Exports Have Benefited from Less Argentine Competition in Recent Years
U.S. exports to South America have also benefited in recent years from a decline in Argentina’s agricultural exports. These exports have fallen for three straight years and, in 2014, were 15 percent lower than their record in 2011. This decline has been due to a number of factors including export taxes and quotas on major commodities, as well as currency exchange issues. This downturn created an opportunity for U.S. exports to South America and in 2014, for the first time in at least two decades, the United States surpassed Argentina in terms of agricultural exports to South America.

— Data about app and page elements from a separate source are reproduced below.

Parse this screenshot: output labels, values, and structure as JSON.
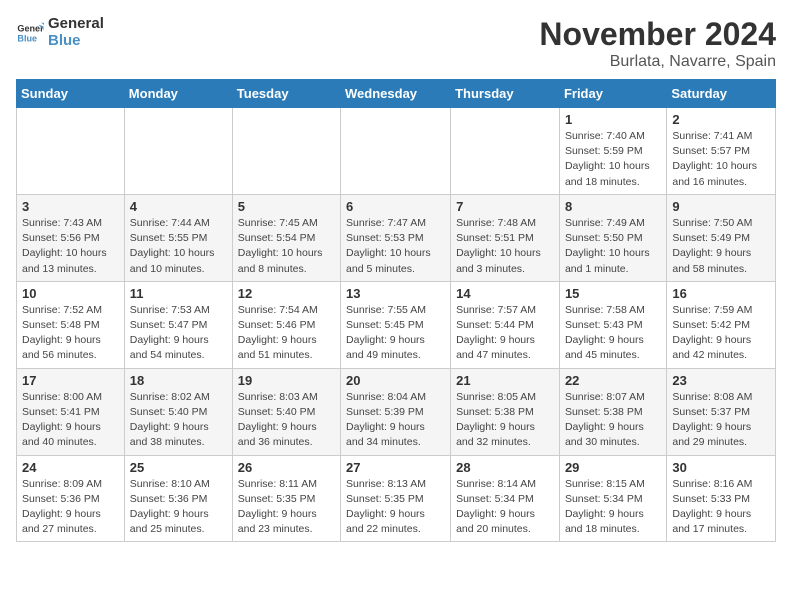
{
  "logo": {
    "line1": "General",
    "line2": "Blue"
  },
  "title": "November 2024",
  "subtitle": "Burlata, Navarre, Spain",
  "days_header": [
    "Sunday",
    "Monday",
    "Tuesday",
    "Wednesday",
    "Thursday",
    "Friday",
    "Saturday"
  ],
  "weeks": [
    [
      {
        "day": "",
        "info": ""
      },
      {
        "day": "",
        "info": ""
      },
      {
        "day": "",
        "info": ""
      },
      {
        "day": "",
        "info": ""
      },
      {
        "day": "",
        "info": ""
      },
      {
        "day": "1",
        "info": "Sunrise: 7:40 AM\nSunset: 5:59 PM\nDaylight: 10 hours and 18 minutes."
      },
      {
        "day": "2",
        "info": "Sunrise: 7:41 AM\nSunset: 5:57 PM\nDaylight: 10 hours and 16 minutes."
      }
    ],
    [
      {
        "day": "3",
        "info": "Sunrise: 7:43 AM\nSunset: 5:56 PM\nDaylight: 10 hours and 13 minutes."
      },
      {
        "day": "4",
        "info": "Sunrise: 7:44 AM\nSunset: 5:55 PM\nDaylight: 10 hours and 10 minutes."
      },
      {
        "day": "5",
        "info": "Sunrise: 7:45 AM\nSunset: 5:54 PM\nDaylight: 10 hours and 8 minutes."
      },
      {
        "day": "6",
        "info": "Sunrise: 7:47 AM\nSunset: 5:53 PM\nDaylight: 10 hours and 5 minutes."
      },
      {
        "day": "7",
        "info": "Sunrise: 7:48 AM\nSunset: 5:51 PM\nDaylight: 10 hours and 3 minutes."
      },
      {
        "day": "8",
        "info": "Sunrise: 7:49 AM\nSunset: 5:50 PM\nDaylight: 10 hours and 1 minute."
      },
      {
        "day": "9",
        "info": "Sunrise: 7:50 AM\nSunset: 5:49 PM\nDaylight: 9 hours and 58 minutes."
      }
    ],
    [
      {
        "day": "10",
        "info": "Sunrise: 7:52 AM\nSunset: 5:48 PM\nDaylight: 9 hours and 56 minutes."
      },
      {
        "day": "11",
        "info": "Sunrise: 7:53 AM\nSunset: 5:47 PM\nDaylight: 9 hours and 54 minutes."
      },
      {
        "day": "12",
        "info": "Sunrise: 7:54 AM\nSunset: 5:46 PM\nDaylight: 9 hours and 51 minutes."
      },
      {
        "day": "13",
        "info": "Sunrise: 7:55 AM\nSunset: 5:45 PM\nDaylight: 9 hours and 49 minutes."
      },
      {
        "day": "14",
        "info": "Sunrise: 7:57 AM\nSunset: 5:44 PM\nDaylight: 9 hours and 47 minutes."
      },
      {
        "day": "15",
        "info": "Sunrise: 7:58 AM\nSunset: 5:43 PM\nDaylight: 9 hours and 45 minutes."
      },
      {
        "day": "16",
        "info": "Sunrise: 7:59 AM\nSunset: 5:42 PM\nDaylight: 9 hours and 42 minutes."
      }
    ],
    [
      {
        "day": "17",
        "info": "Sunrise: 8:00 AM\nSunset: 5:41 PM\nDaylight: 9 hours and 40 minutes."
      },
      {
        "day": "18",
        "info": "Sunrise: 8:02 AM\nSunset: 5:40 PM\nDaylight: 9 hours and 38 minutes."
      },
      {
        "day": "19",
        "info": "Sunrise: 8:03 AM\nSunset: 5:40 PM\nDaylight: 9 hours and 36 minutes."
      },
      {
        "day": "20",
        "info": "Sunrise: 8:04 AM\nSunset: 5:39 PM\nDaylight: 9 hours and 34 minutes."
      },
      {
        "day": "21",
        "info": "Sunrise: 8:05 AM\nSunset: 5:38 PM\nDaylight: 9 hours and 32 minutes."
      },
      {
        "day": "22",
        "info": "Sunrise: 8:07 AM\nSunset: 5:38 PM\nDaylight: 9 hours and 30 minutes."
      },
      {
        "day": "23",
        "info": "Sunrise: 8:08 AM\nSunset: 5:37 PM\nDaylight: 9 hours and 29 minutes."
      }
    ],
    [
      {
        "day": "24",
        "info": "Sunrise: 8:09 AM\nSunset: 5:36 PM\nDaylight: 9 hours and 27 minutes."
      },
      {
        "day": "25",
        "info": "Sunrise: 8:10 AM\nSunset: 5:36 PM\nDaylight: 9 hours and 25 minutes."
      },
      {
        "day": "26",
        "info": "Sunrise: 8:11 AM\nSunset: 5:35 PM\nDaylight: 9 hours and 23 minutes."
      },
      {
        "day": "27",
        "info": "Sunrise: 8:13 AM\nSunset: 5:35 PM\nDaylight: 9 hours and 22 minutes."
      },
      {
        "day": "28",
        "info": "Sunrise: 8:14 AM\nSunset: 5:34 PM\nDaylight: 9 hours and 20 minutes."
      },
      {
        "day": "29",
        "info": "Sunrise: 8:15 AM\nSunset: 5:34 PM\nDaylight: 9 hours and 18 minutes."
      },
      {
        "day": "30",
        "info": "Sunrise: 8:16 AM\nSunset: 5:33 PM\nDaylight: 9 hours and 17 minutes."
      }
    ]
  ]
}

In particular, U.S. exports to Brazil saw a dramatic increase due to Argentina’s export decline, with the majority of this growth due to higher wheat shipments. From 2012 to 2014, Argentina’s wheat exports to Brazil, the world’s fourth-largest wheat importer, dropped sharply and U.S. wheat exports increased dramatically. As a result, Brazil has been one of the top three markets for U.S. wheat in each of the past two years. This situation, though, seems to have shifted back as U.S. wheat exports have faded in recent months and Argentina announced a wheat export quote of 3.5 million tons.
In addition to Brazil, U.S. exports to Colombia have also seen a dramatic shift in light of the decreased exports from Argentina and benefits from the FTA. Since 2012, the value of Argentine exports to Colombia has dropped by more than 70 percent, while U.S. exports have increased by 120 percent in value. The primary replacement products have been corn, soybeans, and soybean meal.